What is God like? How would you describe Him? The Bible is full of scriptures that show God has no bounds, no limits, no time constraints, no equal. He is Supreme, Sovereign, the Creator of all that is created, God over all that is – there is none like Him.
Why then, do we so easily forget to consider when we are facing giants in our lives just how awesome, how mighty, how majestic, how righteous, how gracious, how merciful, how loving, how forgiving, how limitless, and how superior to anything else God is?
That being said, I believe that we all know and experience God differently. We know God at different times and in different situations. But, the one attribute that everyone could agree to is this: God is bigger than any of the giants that we face in life.
Sometimes we forget that fact. Such was the case with Job. You probably know the story from the Old Testament. Job is a prosperous wealthy man of high moral character. Satan challenged Job’s goodness, proposing to God to test him since Satan believed he was only good because of God’s protection. God agreed and removed Job’s protection. Satan removed Job’s wealth, children and health so he would curse God, but he didn’t. He did however, protest his lot in life and sought an explanation from his three friends. Along the way, he asked God many questions.
Job had been confident that he knew the workings and the ways of God (Job. 27:11), so God called on him to prove that claim and demanded that Job answer His questions (Job 38:1-3). God then asked Job a series of rhetorical questions.
Where was Job when God plotted and constructed the world (Job 38:4-7)? Was Job the one who set the boundary for the seas so that in all their power and fury they could not wash away the land (Job 38:8-11)? How many mornings has Job caused to rise (38:12-15)? What about the depths of the sea or even the depth of death’s pit—the realm of the unseen—has Job seen their bottom (Job 38:16-18)? Does Job know the ways of light and darkness, or did they exist before him (Job 38:19-21)?
God continues the education.

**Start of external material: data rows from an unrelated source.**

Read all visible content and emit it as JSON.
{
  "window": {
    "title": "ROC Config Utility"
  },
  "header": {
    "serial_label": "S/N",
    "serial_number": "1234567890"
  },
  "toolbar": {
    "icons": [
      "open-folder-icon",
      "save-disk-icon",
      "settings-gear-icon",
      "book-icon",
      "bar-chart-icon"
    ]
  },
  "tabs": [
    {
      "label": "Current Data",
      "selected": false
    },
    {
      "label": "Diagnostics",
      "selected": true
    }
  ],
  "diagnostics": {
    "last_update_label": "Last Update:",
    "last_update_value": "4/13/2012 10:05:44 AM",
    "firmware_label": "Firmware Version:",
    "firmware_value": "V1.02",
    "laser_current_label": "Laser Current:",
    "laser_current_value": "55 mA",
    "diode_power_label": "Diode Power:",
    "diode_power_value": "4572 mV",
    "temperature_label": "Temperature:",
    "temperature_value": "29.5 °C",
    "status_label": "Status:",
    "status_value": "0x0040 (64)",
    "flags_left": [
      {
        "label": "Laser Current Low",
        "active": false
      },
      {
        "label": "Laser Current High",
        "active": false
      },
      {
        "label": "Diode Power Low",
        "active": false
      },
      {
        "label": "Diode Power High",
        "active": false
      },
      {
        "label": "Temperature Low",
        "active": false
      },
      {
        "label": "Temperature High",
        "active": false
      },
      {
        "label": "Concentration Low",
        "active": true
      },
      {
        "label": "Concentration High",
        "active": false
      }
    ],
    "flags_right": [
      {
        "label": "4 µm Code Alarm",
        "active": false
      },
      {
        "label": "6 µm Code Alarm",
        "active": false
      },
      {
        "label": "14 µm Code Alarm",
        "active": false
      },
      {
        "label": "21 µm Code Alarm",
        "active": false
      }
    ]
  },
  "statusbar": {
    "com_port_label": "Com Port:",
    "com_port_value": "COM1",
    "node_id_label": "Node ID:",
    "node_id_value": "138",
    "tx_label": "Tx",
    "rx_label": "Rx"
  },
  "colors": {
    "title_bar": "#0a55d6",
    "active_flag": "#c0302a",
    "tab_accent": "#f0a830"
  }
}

We take the forces of nature for granted—we always know they are going to work—but how do they work (Job 38:22-30)? What control does Job have over the stars and constellations that God put into the heavens to regulate days, nights, months, years and seasons (Job 38:31-33)? Can Job call down the rain or lightning to do his bidding—and was it Job who gave man the ability to think (Job 38:34-38)?
There is a lot more, but you get the point. In His speech to Job, God asked questions which were intended to make Job realize the great distance between God and man. In short, God is in control of everything and everybody and Job is not. Job knows that God is sovereign and Job has no doubt that God can do whatever he wishes. The question is not whether God can do as he pleases, but why God has allowed a platoon of giants into the life of a blameless man like Job.
Job shows his faith in Job 19:25: “I know that my redeemerlives, and that in the end he will stand on the earth.” But then adds on Job 27:2 that ““As surely as God lives, who has denied me justice, the Almighty, who has made my life bitter.” Job, like each of us facing giants today, cannot see what God has planned or the reasons behind the trials. So like us, Job on one hand professes his faith to God while at the same time seeking answers for why this is happening and more importantly why God is allowing these bitter giants in my life.
In Part 2, we look at whether giants generate faith and doubt at the same time.